[Items from an interface collection]
--------
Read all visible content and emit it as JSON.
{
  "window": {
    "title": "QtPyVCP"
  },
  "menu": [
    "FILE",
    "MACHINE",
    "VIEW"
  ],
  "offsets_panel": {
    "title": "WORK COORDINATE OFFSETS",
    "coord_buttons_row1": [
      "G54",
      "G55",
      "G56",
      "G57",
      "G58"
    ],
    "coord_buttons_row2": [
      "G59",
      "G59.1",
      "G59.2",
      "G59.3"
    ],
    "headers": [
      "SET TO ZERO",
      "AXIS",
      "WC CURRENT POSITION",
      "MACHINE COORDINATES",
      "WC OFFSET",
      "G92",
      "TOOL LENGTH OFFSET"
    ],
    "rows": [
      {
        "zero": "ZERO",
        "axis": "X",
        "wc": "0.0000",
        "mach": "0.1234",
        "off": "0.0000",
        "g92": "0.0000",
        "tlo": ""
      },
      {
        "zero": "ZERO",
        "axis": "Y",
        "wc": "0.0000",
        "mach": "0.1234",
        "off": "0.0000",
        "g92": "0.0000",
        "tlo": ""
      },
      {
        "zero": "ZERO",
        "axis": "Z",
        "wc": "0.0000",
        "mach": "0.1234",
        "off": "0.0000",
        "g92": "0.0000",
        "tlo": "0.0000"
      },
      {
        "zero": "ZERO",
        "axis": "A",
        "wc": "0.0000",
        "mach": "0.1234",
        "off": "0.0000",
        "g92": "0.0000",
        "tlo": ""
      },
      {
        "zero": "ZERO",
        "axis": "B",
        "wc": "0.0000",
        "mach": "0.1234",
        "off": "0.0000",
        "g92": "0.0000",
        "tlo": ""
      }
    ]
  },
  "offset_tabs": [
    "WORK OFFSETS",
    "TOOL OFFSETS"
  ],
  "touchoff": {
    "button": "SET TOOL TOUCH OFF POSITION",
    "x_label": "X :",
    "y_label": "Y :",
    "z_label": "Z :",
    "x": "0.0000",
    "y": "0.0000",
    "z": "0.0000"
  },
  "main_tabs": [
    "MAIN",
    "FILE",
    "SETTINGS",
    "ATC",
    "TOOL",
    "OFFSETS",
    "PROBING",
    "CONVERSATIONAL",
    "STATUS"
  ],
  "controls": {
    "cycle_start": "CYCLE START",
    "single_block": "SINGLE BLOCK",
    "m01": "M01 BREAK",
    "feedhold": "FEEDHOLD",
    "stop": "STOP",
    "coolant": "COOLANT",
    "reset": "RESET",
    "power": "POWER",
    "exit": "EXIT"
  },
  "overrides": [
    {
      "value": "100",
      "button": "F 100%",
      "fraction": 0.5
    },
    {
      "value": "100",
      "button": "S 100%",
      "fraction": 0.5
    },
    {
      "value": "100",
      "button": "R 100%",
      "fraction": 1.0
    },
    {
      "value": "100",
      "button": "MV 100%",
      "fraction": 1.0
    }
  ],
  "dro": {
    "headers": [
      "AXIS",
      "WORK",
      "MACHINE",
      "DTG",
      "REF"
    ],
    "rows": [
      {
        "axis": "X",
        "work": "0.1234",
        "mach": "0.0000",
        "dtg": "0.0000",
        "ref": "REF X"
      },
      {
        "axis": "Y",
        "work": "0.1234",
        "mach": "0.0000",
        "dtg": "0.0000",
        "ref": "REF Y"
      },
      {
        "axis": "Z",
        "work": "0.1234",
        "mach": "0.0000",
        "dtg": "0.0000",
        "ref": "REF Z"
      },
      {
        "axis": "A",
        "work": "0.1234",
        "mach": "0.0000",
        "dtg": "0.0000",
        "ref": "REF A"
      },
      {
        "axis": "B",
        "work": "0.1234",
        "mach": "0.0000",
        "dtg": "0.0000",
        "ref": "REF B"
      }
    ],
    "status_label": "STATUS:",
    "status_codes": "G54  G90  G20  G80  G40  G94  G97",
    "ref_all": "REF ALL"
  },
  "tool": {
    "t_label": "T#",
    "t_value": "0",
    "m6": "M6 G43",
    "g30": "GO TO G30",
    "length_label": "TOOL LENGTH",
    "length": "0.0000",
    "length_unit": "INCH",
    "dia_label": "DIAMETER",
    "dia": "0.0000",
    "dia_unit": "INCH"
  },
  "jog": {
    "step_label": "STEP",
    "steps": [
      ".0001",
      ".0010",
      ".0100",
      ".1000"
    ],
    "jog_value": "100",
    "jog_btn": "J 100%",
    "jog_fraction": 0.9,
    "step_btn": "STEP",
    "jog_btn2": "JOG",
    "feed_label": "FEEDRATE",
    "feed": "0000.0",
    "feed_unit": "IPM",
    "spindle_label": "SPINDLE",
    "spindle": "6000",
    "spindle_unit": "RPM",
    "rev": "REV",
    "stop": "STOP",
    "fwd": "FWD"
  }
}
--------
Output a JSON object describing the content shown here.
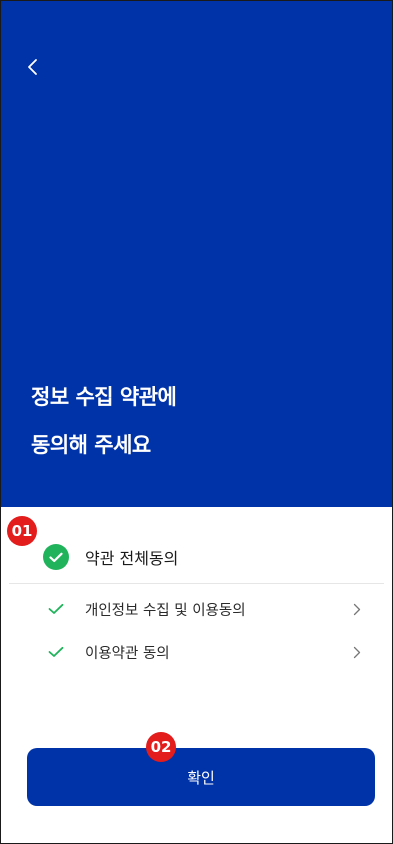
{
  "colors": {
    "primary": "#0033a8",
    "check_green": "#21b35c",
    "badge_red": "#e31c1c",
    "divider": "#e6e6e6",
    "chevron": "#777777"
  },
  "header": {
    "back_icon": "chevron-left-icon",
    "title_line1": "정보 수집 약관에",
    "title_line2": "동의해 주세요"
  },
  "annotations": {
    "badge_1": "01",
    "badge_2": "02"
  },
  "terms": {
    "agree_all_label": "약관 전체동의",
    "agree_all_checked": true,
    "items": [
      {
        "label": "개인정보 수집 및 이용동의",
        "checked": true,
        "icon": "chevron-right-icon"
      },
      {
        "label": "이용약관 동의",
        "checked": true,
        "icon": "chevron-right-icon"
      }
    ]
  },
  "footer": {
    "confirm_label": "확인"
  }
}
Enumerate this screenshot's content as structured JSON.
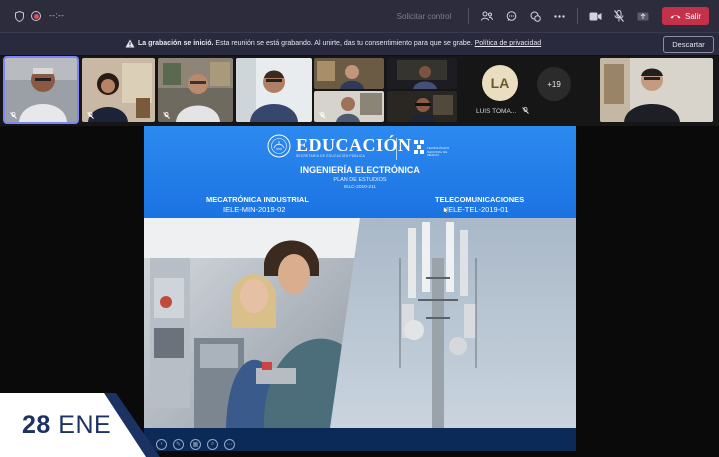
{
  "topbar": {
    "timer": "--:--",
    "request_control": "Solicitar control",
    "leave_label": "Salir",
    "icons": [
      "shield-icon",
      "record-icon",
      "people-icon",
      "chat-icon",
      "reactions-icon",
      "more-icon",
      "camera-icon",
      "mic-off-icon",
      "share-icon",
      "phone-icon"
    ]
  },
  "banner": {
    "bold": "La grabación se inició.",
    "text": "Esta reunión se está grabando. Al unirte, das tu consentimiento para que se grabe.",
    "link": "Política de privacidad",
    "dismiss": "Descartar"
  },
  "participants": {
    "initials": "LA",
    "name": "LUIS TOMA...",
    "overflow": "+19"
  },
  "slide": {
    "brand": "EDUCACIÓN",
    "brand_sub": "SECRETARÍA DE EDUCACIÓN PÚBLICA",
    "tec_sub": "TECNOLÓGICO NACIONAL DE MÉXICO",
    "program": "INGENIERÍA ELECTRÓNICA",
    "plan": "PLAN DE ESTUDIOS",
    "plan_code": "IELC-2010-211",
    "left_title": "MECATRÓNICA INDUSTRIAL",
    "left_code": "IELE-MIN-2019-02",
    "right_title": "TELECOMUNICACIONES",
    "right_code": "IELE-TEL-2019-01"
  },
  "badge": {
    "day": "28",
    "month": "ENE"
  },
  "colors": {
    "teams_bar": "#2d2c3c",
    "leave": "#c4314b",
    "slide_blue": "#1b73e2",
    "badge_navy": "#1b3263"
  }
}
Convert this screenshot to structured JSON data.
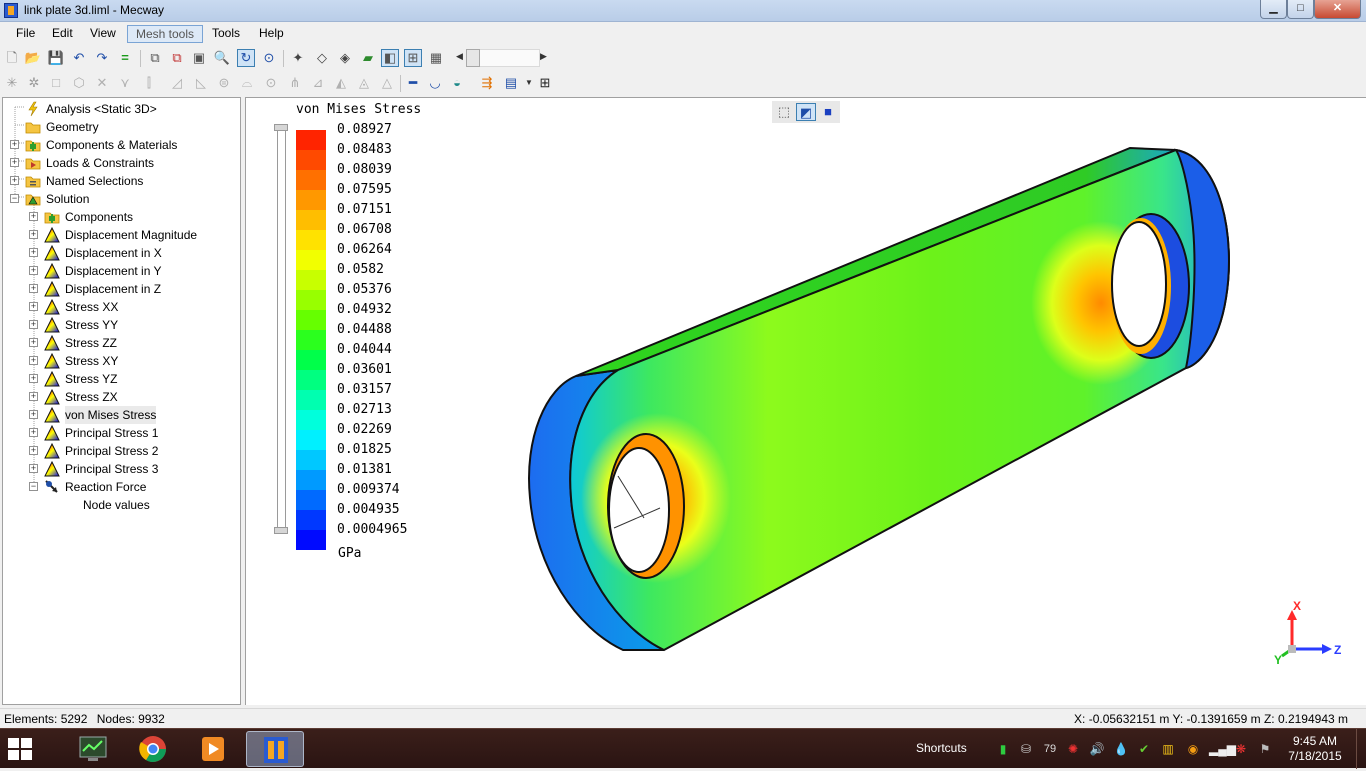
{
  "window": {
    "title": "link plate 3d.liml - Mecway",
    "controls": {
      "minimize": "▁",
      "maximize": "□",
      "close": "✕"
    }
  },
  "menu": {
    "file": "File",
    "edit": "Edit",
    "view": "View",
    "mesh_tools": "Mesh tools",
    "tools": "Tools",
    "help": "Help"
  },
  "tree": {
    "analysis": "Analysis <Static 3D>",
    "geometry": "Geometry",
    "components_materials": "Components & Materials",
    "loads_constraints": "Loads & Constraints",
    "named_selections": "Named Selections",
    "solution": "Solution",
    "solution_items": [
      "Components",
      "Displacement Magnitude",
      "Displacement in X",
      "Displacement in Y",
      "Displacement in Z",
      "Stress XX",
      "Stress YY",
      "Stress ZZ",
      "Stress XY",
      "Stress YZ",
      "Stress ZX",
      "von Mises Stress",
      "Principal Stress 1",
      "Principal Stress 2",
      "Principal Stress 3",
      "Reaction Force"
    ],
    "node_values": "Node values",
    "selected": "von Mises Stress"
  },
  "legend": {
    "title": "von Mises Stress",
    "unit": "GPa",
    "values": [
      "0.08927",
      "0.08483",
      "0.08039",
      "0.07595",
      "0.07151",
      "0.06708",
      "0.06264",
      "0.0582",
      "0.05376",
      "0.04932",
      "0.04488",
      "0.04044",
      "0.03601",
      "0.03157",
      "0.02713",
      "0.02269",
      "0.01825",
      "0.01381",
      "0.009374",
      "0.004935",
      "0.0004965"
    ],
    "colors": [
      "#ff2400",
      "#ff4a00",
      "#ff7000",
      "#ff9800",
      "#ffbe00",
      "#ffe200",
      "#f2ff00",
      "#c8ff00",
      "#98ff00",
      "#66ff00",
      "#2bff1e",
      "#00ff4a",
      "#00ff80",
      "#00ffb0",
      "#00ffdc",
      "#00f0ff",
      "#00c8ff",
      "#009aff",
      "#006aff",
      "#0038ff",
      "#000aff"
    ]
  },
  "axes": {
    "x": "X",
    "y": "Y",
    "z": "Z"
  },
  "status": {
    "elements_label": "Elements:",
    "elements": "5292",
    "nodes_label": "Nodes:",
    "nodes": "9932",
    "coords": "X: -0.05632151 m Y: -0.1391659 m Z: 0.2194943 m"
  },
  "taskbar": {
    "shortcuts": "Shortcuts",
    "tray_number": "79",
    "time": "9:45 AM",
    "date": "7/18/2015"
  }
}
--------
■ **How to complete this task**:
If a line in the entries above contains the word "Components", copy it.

■ **Expected output**:
    "components_materials": "Components & Materials",
      "Components",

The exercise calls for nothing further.